[Component data from apps and pages]
········

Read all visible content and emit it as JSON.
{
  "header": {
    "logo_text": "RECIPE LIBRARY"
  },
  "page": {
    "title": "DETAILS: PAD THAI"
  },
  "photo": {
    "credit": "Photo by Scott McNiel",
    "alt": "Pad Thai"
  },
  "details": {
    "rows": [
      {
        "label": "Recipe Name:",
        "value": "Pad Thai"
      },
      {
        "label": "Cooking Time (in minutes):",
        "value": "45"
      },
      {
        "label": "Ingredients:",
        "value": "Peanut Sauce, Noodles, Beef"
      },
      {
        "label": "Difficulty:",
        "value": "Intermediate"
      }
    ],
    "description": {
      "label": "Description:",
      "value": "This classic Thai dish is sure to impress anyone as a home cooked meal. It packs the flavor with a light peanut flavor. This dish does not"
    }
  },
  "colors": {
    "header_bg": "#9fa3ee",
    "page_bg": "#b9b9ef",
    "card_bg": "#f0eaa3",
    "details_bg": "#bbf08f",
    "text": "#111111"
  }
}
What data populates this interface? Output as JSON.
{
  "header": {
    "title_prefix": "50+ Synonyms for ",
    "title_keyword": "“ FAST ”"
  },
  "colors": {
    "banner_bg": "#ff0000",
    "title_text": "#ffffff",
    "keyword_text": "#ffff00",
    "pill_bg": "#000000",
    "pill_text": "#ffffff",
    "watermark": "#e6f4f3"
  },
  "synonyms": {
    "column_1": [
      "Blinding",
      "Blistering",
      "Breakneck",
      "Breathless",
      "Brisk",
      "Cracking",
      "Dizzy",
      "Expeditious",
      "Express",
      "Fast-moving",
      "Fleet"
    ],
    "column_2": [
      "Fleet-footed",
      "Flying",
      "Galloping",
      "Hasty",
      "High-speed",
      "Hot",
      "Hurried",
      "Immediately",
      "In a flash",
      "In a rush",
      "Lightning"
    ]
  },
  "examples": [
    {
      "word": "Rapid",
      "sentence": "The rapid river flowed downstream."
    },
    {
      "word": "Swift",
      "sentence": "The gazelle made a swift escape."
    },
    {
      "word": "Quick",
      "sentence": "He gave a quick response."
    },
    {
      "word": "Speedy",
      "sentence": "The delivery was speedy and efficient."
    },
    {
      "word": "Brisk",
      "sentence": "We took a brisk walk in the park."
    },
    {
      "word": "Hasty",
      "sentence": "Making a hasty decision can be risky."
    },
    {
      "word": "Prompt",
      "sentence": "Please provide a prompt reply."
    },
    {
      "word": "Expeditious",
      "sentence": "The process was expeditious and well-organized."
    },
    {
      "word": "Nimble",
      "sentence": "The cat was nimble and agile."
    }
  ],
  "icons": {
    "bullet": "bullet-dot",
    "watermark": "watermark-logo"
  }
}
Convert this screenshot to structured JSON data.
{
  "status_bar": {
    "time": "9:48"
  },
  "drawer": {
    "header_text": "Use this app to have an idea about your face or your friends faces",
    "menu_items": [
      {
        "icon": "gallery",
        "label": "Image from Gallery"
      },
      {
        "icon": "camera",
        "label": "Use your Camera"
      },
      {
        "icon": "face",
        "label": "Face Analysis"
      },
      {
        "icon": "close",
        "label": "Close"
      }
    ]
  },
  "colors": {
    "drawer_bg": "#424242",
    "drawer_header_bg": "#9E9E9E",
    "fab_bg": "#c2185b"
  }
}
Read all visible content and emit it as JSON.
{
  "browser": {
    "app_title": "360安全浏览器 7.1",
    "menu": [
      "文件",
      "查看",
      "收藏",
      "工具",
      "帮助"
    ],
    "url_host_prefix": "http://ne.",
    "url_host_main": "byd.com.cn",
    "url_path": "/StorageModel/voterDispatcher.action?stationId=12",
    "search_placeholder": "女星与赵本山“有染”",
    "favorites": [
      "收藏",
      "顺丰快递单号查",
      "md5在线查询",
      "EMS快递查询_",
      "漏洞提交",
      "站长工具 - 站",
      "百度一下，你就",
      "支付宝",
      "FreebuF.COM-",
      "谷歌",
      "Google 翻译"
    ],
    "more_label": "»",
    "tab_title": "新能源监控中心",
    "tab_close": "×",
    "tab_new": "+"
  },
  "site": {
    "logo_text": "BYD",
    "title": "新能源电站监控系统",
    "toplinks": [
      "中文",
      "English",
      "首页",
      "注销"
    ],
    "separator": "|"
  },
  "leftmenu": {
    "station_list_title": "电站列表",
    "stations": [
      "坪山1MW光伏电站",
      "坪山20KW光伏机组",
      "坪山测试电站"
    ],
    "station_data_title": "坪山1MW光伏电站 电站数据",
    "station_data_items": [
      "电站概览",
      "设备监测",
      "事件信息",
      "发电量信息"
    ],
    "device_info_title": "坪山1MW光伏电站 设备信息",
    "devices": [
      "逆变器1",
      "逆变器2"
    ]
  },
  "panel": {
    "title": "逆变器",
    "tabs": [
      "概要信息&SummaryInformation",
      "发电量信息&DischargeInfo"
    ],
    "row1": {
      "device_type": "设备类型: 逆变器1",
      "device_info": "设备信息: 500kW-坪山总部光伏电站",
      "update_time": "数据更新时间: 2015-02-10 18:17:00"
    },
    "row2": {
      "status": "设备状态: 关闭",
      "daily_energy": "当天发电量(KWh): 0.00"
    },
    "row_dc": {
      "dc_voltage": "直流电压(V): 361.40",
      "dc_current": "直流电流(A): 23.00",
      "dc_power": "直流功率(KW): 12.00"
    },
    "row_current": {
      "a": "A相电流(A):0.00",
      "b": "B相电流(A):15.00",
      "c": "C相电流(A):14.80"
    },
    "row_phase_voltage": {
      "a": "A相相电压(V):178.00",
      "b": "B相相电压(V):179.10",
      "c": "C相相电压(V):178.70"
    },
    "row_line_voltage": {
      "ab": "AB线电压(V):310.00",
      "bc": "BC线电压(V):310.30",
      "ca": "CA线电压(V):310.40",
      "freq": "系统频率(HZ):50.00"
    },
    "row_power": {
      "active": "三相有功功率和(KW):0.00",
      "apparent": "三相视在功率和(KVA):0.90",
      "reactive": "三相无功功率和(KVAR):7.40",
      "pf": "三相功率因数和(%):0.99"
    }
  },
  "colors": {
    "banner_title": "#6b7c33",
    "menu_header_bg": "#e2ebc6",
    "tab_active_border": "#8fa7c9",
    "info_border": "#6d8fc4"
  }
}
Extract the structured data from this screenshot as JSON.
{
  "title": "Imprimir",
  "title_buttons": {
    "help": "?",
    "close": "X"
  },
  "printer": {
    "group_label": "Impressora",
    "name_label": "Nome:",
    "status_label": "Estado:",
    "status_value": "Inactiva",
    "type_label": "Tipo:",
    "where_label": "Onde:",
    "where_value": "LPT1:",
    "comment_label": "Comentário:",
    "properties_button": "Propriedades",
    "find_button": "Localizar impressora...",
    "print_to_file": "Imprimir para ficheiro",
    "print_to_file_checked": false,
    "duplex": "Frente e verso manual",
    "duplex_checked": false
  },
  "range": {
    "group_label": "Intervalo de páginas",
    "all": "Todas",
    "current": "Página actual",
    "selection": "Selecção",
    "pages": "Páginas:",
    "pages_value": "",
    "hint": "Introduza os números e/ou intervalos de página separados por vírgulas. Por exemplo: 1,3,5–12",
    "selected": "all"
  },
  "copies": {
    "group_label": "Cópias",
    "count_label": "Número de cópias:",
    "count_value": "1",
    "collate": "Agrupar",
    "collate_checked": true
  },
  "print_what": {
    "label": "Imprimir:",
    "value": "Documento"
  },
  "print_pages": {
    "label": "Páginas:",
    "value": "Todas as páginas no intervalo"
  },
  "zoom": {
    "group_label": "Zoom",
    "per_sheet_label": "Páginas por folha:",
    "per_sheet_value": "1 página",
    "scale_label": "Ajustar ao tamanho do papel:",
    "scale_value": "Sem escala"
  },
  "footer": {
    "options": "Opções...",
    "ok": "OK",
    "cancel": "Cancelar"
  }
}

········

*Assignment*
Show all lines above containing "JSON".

*Task response*
Read all visible content and emit it as JSON.
What data populates this interface? Output as JSON.
Convert this screenshot to structured JSON data.
Read all visible content and emit it as JSON.
Extract the structured data from this screenshot as JSON.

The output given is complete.